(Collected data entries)
--- START ---

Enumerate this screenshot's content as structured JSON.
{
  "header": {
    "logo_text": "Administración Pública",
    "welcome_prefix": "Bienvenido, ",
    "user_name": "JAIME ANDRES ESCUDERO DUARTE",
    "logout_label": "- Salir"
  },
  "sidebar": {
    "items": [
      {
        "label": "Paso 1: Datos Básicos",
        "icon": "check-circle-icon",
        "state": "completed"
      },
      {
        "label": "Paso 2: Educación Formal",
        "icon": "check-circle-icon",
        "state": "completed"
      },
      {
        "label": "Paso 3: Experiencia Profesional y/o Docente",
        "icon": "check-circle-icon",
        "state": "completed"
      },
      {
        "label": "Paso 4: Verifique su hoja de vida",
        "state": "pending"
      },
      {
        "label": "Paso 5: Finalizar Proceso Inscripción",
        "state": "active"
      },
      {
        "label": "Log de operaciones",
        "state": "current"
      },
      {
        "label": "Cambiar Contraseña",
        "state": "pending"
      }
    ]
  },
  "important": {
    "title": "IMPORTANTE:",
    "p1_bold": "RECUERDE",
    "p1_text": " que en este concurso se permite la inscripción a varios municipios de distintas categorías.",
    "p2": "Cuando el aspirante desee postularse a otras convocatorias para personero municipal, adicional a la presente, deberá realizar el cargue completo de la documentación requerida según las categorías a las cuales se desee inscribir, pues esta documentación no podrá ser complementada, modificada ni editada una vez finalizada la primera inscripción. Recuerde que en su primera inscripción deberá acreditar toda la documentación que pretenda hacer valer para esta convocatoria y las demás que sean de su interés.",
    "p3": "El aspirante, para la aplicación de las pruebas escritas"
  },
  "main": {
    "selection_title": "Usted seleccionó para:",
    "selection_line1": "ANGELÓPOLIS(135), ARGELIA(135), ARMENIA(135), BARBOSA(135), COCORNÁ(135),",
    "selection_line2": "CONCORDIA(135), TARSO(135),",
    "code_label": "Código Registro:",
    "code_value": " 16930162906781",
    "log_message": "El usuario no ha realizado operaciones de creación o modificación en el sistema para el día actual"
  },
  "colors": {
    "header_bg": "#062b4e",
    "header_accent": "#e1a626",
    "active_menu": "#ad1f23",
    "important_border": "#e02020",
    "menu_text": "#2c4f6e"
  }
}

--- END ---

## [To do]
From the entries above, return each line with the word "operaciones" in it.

## [Result]
        "label": "Log de operaciones",
    "log_message": "El usuario no ha realizado operaciones de creación o modificación en el sistema para el día actual"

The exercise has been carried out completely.